About this exercise: Which lines of the entries below contain the string "brush"? Copy each one.

BEGIN Input records

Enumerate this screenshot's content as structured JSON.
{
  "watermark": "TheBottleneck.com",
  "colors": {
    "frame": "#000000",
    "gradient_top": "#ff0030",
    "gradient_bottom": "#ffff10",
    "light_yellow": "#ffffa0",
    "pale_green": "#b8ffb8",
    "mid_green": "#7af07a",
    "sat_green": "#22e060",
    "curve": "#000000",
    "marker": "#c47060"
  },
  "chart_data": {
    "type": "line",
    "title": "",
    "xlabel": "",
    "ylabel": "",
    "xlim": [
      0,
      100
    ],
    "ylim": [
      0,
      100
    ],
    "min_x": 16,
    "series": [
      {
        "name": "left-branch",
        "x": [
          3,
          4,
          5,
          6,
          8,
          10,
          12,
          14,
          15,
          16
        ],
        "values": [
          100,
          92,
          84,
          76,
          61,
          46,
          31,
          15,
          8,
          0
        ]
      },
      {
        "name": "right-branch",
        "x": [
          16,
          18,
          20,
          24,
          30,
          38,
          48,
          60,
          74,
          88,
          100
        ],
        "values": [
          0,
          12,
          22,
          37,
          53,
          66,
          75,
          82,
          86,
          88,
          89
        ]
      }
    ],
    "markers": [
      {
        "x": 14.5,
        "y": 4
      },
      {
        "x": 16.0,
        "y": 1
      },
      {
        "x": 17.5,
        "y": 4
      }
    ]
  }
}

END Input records
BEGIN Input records

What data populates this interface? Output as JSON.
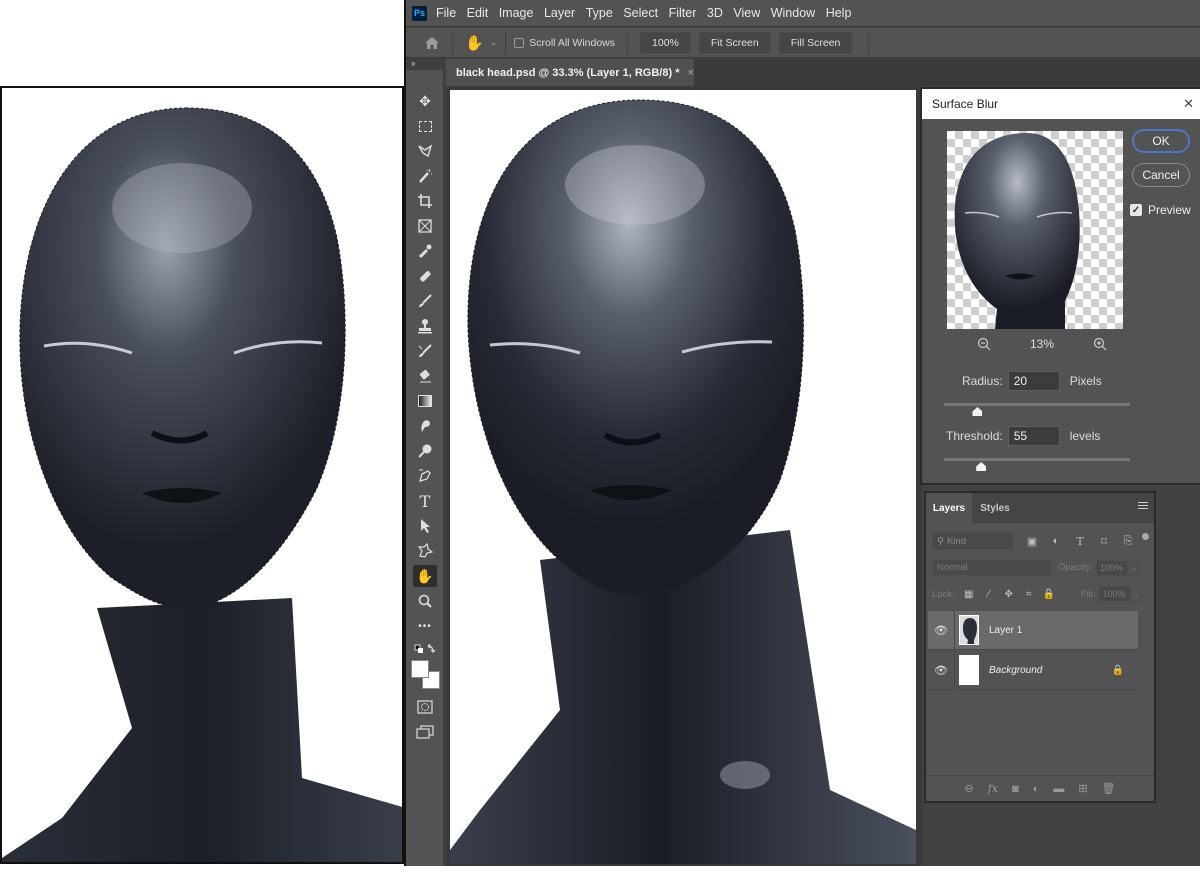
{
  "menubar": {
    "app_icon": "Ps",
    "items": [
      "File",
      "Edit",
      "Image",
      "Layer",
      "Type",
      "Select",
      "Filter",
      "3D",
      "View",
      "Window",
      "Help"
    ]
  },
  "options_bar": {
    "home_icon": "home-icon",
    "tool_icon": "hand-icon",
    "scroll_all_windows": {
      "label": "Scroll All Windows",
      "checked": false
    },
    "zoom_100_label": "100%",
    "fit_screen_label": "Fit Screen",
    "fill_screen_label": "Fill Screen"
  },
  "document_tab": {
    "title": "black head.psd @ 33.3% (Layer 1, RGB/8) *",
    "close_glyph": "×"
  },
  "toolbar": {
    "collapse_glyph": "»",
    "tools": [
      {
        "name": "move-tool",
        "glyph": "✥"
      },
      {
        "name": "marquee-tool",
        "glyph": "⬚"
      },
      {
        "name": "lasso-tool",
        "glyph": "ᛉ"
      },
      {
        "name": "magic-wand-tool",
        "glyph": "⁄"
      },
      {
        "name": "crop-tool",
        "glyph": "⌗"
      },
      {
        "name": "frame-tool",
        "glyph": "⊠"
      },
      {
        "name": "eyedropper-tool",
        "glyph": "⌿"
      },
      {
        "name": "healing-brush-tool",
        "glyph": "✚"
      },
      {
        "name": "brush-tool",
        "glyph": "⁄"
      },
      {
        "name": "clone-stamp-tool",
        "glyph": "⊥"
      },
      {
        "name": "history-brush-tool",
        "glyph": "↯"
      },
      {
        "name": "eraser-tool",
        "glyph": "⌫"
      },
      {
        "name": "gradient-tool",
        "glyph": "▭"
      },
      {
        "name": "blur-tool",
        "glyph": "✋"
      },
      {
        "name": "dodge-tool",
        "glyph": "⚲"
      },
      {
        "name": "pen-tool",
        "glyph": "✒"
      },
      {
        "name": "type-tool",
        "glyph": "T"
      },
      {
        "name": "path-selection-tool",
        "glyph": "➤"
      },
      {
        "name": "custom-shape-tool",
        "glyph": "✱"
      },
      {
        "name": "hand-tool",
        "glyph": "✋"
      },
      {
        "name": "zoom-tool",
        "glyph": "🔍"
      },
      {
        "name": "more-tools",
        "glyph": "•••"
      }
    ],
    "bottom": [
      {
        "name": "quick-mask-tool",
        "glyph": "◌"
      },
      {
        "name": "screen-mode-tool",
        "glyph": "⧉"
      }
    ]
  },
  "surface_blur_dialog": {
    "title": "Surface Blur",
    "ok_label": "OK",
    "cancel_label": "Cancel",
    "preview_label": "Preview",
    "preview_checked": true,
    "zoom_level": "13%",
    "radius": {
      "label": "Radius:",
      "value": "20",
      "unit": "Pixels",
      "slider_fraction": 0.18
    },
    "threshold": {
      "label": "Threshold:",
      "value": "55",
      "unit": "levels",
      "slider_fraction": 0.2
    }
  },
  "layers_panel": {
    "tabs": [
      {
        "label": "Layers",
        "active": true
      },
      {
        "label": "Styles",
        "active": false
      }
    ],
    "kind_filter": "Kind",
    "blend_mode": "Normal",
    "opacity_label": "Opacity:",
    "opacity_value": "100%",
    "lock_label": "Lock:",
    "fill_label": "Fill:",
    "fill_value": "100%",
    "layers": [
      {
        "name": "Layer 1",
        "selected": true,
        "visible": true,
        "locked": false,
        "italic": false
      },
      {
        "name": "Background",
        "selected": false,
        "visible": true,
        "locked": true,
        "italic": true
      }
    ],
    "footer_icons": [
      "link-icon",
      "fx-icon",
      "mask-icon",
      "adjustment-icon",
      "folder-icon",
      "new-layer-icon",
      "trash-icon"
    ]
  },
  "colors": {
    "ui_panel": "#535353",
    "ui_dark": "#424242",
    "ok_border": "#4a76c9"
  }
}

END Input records

Exercise answer:
        "name": "healing-brush-tool",
        "name": "brush-tool",
        "name": "history-brush-tool",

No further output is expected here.